» **Assignment**:
The answer must consist of every record below, reproduced exactly.
----
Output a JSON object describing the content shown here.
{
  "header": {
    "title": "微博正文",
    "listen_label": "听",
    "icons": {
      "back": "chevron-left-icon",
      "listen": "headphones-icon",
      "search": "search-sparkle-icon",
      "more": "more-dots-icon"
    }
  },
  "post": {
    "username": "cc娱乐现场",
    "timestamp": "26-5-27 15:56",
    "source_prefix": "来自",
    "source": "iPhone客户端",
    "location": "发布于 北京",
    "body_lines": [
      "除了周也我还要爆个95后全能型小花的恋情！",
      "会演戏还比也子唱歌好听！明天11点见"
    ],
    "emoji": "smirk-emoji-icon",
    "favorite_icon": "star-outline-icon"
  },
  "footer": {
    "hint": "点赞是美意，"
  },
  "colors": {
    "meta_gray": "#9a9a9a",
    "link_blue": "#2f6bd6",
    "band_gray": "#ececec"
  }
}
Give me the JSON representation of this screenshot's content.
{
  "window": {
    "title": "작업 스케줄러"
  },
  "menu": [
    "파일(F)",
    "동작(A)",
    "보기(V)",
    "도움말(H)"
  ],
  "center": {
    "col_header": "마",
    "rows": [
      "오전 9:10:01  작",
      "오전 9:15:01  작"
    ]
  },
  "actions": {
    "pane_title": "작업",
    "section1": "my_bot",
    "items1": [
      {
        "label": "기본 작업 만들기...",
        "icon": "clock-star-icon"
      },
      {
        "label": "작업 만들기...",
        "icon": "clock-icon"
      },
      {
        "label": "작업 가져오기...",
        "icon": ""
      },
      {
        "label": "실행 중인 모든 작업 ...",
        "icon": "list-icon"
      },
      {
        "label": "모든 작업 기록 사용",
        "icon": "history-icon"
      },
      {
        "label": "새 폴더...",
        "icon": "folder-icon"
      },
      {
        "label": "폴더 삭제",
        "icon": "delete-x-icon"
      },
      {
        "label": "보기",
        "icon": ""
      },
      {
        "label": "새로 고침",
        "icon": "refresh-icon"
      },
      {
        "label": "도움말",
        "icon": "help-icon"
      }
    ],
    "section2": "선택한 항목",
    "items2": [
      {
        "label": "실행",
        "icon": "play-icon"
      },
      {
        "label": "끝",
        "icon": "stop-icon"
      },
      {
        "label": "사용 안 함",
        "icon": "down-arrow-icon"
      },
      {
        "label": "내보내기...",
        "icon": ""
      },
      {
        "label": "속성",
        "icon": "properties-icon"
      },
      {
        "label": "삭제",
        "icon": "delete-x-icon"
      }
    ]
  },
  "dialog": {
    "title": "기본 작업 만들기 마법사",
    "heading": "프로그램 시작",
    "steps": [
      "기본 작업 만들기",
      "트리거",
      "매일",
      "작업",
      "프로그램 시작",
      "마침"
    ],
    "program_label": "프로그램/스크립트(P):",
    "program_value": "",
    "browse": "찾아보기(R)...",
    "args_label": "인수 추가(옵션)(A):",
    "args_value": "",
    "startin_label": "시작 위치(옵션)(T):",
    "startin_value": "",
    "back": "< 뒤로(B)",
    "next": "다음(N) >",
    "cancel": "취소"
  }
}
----
» **Answer for the task**:
Output a JSON object describing the content shown here.
{
  "header": {
    "title": "微博正文",
    "listen_label": "听",
    "icons": {
      "back": "chevron-left-icon",
      "listen": "headphones-icon",
      "search": "search-sparkle-icon",
      "more": "more-dots-icon"
    }
  },
  "post": {
    "username": "cc娱乐现场",
    "timestamp": "26-5-27 15:56",
    "source_prefix": "来自",
    "source": "iPhone客户端",
    "location": "发布于 北京",
    "body_lines": [
      "除了周也我还要爆个95后全能型小花的恋情！",
      "会演戏还比也子唱歌好听！明天11点见"
    ],
    "emoji": "smirk-emoji-icon",
    "favorite_icon": "star-outline-icon"
  },
  "footer": {
    "hint": "点赞是美意，"
  },
  "colors": {
    "meta_gray": "#9a9a9a",
    "link_blue": "#2f6bd6",
    "band_gray": "#ececec"
  }
}
Give me the JSON representation of this screenshot's content.
{
  "window": {
    "title": "작업 스케줄러"
  },
  "menu": [
    "파일(F)",
    "동작(A)",
    "보기(V)",
    "도움말(H)"
  ],
  "center": {
    "col_header": "마",
    "rows": [
      "오전 9:10:01  작",
      "오전 9:15:01  작"
    ]
  },
  "actions": {
    "pane_title": "작업",
    "section1": "my_bot",
    "items1": [
      {
        "label": "기본 작업 만들기...",
        "icon": "clock-star-icon"
      },
      {
        "label": "작업 만들기...",
        "icon": "clock-icon"
      },
      {
        "label": "작업 가져오기...",
        "icon": ""
      },
      {
        "label": "실행 중인 모든 작업 ...",
        "icon": "list-icon"
      },
      {
        "label": "모든 작업 기록 사용",
        "icon": "history-icon"
      },
      {
        "label": "새 폴더...",
        "icon": "folder-icon"
      },
      {
        "label": "폴더 삭제",
        "icon": "delete-x-icon"
      },
      {
        "label": "보기",
        "icon": ""
      },
      {
        "label": "새로 고침",
        "icon": "refresh-icon"
      },
      {
        "label": "도움말",
        "icon": "help-icon"
      }
    ],
    "section2": "선택한 항목",
    "items2": [
      {
        "label": "실행",
        "icon": "play-icon"
      },
      {
        "label": "끝",
        "icon": "stop-icon"
      },
      {
        "label": "사용 안 함",
        "icon": "down-arrow-icon"
      },
      {
        "label": "내보내기...",
        "icon": ""
      },
      {
        "label": "속성",
        "icon": "properties-icon"
      },
      {
        "label": "삭제",
        "icon": "delete-x-icon"
      }
    ]
  },
  "dialog": {
    "title": "기본 작업 만들기 마법사",
    "heading": "프로그램 시작",
    "steps": [
      "기본 작업 만들기",
      "트리거",
      "매일",
      "작업",
      "프로그램 시작",
      "마침"
    ],
    "program_label": "프로그램/스크립트(P):",
    "program_value": "",
    "browse": "찾아보기(R)...",
    "args_label": "인수 추가(옵션)(A):",
    "args_value": "",
    "startin_label": "시작 위치(옵션)(T):",
    "startin_value": "",
    "back": "< 뒤로(B)",
    "next": "다음(N) >",
    "cancel": "취소"
  }
}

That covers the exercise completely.